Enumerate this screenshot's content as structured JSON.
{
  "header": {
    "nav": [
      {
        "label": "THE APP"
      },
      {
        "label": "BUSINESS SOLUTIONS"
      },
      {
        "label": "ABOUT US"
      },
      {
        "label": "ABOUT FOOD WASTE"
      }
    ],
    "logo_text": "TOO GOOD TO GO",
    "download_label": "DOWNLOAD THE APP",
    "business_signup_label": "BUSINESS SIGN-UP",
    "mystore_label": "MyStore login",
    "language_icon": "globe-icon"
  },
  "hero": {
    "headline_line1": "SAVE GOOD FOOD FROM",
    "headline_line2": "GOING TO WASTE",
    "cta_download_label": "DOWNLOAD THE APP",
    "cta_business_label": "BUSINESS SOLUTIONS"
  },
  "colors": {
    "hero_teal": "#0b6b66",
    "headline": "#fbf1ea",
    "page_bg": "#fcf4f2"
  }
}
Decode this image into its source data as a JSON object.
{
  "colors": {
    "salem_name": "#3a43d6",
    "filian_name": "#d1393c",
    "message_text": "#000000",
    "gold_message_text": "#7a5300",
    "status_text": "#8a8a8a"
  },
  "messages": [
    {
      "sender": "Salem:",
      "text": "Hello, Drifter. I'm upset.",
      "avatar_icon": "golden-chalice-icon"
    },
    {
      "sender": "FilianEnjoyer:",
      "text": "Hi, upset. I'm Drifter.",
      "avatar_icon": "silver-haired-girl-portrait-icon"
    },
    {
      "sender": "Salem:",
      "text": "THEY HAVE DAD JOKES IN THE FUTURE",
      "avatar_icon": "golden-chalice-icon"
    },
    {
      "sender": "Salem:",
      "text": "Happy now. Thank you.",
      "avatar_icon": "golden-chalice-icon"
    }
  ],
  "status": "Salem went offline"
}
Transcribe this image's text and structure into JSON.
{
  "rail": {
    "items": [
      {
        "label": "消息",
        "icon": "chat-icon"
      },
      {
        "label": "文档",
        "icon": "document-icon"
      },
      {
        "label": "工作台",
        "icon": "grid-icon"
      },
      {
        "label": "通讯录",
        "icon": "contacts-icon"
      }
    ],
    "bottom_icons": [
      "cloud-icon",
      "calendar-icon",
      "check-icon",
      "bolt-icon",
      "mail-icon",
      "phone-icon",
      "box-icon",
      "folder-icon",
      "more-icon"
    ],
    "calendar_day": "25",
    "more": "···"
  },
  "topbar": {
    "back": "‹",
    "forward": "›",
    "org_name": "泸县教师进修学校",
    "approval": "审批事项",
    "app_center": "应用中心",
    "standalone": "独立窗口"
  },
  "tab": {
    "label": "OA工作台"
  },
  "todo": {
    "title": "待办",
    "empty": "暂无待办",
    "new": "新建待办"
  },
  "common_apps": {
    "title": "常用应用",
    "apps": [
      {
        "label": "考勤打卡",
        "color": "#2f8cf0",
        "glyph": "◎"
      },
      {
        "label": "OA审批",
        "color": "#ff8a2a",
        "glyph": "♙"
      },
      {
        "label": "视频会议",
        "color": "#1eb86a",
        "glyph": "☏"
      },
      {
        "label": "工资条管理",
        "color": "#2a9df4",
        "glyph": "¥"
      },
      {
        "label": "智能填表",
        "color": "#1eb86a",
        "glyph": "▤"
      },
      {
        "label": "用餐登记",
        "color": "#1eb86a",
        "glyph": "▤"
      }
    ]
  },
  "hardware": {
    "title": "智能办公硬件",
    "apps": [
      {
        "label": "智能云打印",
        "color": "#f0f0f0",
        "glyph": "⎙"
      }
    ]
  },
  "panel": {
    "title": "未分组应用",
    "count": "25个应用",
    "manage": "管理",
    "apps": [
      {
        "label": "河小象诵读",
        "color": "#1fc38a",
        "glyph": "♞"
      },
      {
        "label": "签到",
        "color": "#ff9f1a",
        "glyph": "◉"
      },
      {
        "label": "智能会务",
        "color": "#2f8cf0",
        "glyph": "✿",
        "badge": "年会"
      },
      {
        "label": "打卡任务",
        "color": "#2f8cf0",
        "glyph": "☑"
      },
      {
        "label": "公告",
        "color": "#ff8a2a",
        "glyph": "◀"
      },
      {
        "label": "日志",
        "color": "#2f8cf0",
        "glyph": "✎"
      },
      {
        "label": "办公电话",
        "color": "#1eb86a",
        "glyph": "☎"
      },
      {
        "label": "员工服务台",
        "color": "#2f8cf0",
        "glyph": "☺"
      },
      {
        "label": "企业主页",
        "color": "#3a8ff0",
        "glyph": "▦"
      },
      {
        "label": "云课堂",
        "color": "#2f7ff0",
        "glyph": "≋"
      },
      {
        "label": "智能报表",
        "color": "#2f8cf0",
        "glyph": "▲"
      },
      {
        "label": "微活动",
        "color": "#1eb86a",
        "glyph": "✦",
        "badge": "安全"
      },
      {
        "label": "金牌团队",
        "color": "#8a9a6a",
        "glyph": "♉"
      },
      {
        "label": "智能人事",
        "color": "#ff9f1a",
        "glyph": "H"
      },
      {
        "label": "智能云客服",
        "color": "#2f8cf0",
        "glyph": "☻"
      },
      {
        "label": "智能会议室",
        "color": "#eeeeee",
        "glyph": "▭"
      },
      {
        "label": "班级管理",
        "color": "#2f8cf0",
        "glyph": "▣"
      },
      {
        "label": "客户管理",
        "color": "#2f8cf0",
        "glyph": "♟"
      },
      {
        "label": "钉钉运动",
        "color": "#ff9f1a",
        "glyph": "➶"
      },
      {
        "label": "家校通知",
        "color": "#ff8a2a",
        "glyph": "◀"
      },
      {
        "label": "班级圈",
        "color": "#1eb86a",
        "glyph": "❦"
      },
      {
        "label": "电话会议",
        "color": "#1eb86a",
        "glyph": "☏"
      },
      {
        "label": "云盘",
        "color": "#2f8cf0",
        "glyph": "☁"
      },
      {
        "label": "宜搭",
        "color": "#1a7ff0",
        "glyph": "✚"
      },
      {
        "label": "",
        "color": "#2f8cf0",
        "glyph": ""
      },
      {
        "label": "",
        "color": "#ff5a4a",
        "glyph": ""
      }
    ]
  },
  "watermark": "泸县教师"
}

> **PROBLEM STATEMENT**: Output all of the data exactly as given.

> **ANSWER BELOW**:
Enumerate this screenshot's content as structured JSON.
{
  "header": {
    "nav": [
      {
        "label": "THE APP"
      },
      {
        "label": "BUSINESS SOLUTIONS"
      },
      {
        "label": "ABOUT US"
      },
      {
        "label": "ABOUT FOOD WASTE"
      }
    ],
    "logo_text": "TOO GOOD TO GO",
    "download_label": "DOWNLOAD THE APP",
    "business_signup_label": "BUSINESS SIGN-UP",
    "mystore_label": "MyStore login",
    "language_icon": "globe-icon"
  },
  "hero": {
    "headline_line1": "SAVE GOOD FOOD FROM",
    "headline_line2": "GOING TO WASTE",
    "cta_download_label": "DOWNLOAD THE APP",
    "cta_business_label": "BUSINESS SOLUTIONS"
  },
  "colors": {
    "hero_teal": "#0b6b66",
    "headline": "#fbf1ea",
    "page_bg": "#fcf4f2"
  }
}
Decode this image into its source data as a JSON object.
{
  "colors": {
    "salem_name": "#3a43d6",
    "filian_name": "#d1393c",
    "message_text": "#000000",
    "gold_message_text": "#7a5300",
    "status_text": "#8a8a8a"
  },
  "messages": [
    {
      "sender": "Salem:",
      "text": "Hello, Drifter. I'm upset.",
      "avatar_icon": "golden-chalice-icon"
    },
    {
      "sender": "FilianEnjoyer:",
      "text": "Hi, upset. I'm Drifter.",
      "avatar_icon": "silver-haired-girl-portrait-icon"
    },
    {
      "sender": "Salem:",
      "text": "THEY HAVE DAD JOKES IN THE FUTURE",
      "avatar_icon": "golden-chalice-icon"
    },
    {
      "sender": "Salem:",
      "text": "Happy now. Thank you.",
      "avatar_icon": "golden-chalice-icon"
    }
  ],
  "status": "Salem went offline"
}
Transcribe this image's text and structure into JSON.
{
  "rail": {
    "items": [
      {
        "label": "消息",
        "icon": "chat-icon"
      },
      {
        "label": "文档",
        "icon": "document-icon"
      },
      {
        "label": "工作台",
        "icon": "grid-icon"
      },
      {
        "label": "通讯录",
        "icon": "contacts-icon"
      }
    ],
    "bottom_icons": [
      "cloud-icon",
      "calendar-icon",
      "check-icon",
      "bolt-icon",
      "mail-icon",
      "phone-icon",
      "box-icon",
      "folder-icon",
      "more-icon"
    ],
    "calendar_day": "25",
    "more": "···"
  },
  "topbar": {
    "back": "‹",
    "forward": "›",
    "org_name": "泸县教师进修学校",
    "approval": "审批事项",
    "app_center": "应用中心",
    "standalone": "独立窗口"
  },
  "tab": {
    "label": "OA工作台"
  },
  "todo": {
    "title": "待办",
    "empty": "暂无待办",
    "new": "新建待办"
  },
  "common_apps": {
    "title": "常用应用",
    "apps": [
      {
        "label": "考勤打卡",
        "color": "#2f8cf0",
        "glyph": "◎"
      },
      {
        "label": "OA审批",
        "color": "#ff8a2a",
        "glyph": "♙"
      },
      {
        "label": "视频会议",
        "color": "#1eb86a",
        "glyph": "☏"
      },
      {
        "label": "工资条管理",
        "color": "#2a9df4",
        "glyph": "¥"
      },
      {
        "label": "智能填表",
        "color": "#1eb86a",
        "glyph": "▤"
      },
      {
        "label": "用餐登记",
        "color": "#1eb86a",
        "glyph": "▤"
      }
    ]
  },
  "hardware": {
    "title": "智能办公硬件",
    "apps": [
      {
        "label": "智能云打印",
        "color": "#f0f0f0",
        "glyph": "⎙"
      }
    ]
  },
  "panel": {
    "title": "未分组应用",
    "count": "25个应用",
    "manage": "管理",
    "apps": [
      {
        "label": "河小象诵读",
        "color": "#1fc38a",
        "glyph": "♞"
      },
      {
        "label": "签到",
        "color": "#ff9f1a",
        "glyph": "◉"
      },
      {
        "label": "智能会务",
        "color": "#2f8cf0",
        "glyph": "✿",
        "badge": "年会"
      },
      {
        "label": "打卡任务",
        "color": "#2f8cf0",
        "glyph": "☑"
      },
      {
        "label": "公告",
        "color": "#ff8a2a",
        "glyph": "◀"
      },
      {
        "label": "日志",
        "color": "#2f8cf0",
        "glyph": "✎"
      },
      {
        "label": "办公电话",
        "color": "#1eb86a",
        "glyph": "☎"
      },
      {
        "label": "员工服务台",
        "color": "#2f8cf0",
        "glyph": "☺"
      },
      {
        "label": "企业主页",
        "color": "#3a8ff0",
        "glyph": "▦"
      },
      {
        "label": "云课堂",
        "color": "#2f7ff0",
        "glyph": "≋"
      },
      {
        "label": "智能报表",
        "color": "#2f8cf0",
        "glyph": "▲"
      },
      {
        "label": "微活动",
        "color": "#1eb86a",
        "glyph": "✦",
        "badge": "安全"
      },
      {
        "label": "金牌团队",
        "color": "#8a9a6a",
        "glyph": "♉"
      },
      {
        "label": "智能人事",
        "color": "#ff9f1a",
        "glyph": "H"
      },
      {
        "label": "智能云客服",
        "color": "#2f8cf0",
        "glyph": "☻"
      },
      {
        "label": "智能会议室",
        "color": "#eeeeee",
        "glyph": "▭"
      },
      {
        "label": "班级管理",
        "color": "#2f8cf0",
        "glyph": "▣"
      },
      {
        "label": "客户管理",
        "color": "#2f8cf0",
        "glyph": "♟"
      },
      {
        "label": "钉钉运动",
        "color": "#ff9f1a",
        "glyph": "➶"
      },
      {
        "label": "家校通知",
        "color": "#ff8a2a",
        "glyph": "◀"
      },
      {
        "label": "班级圈",
        "color": "#1eb86a",
        "glyph": "❦"
      },
      {
        "label": "电话会议",
        "color": "#1eb86a",
        "glyph": "☏"
      },
      {
        "label": "云盘",
        "color": "#2f8cf0",
        "glyph": "☁"
      },
      {
        "label": "宜搭",
        "color": "#1a7ff0",
        "glyph": "✚"
      },
      {
        "label": "",
        "color": "#2f8cf0",
        "glyph": ""
      },
      {
        "label": "",
        "color": "#ff5a4a",
        "glyph": ""
      }
    ]
  },
  "watermark": "泸县教师"
}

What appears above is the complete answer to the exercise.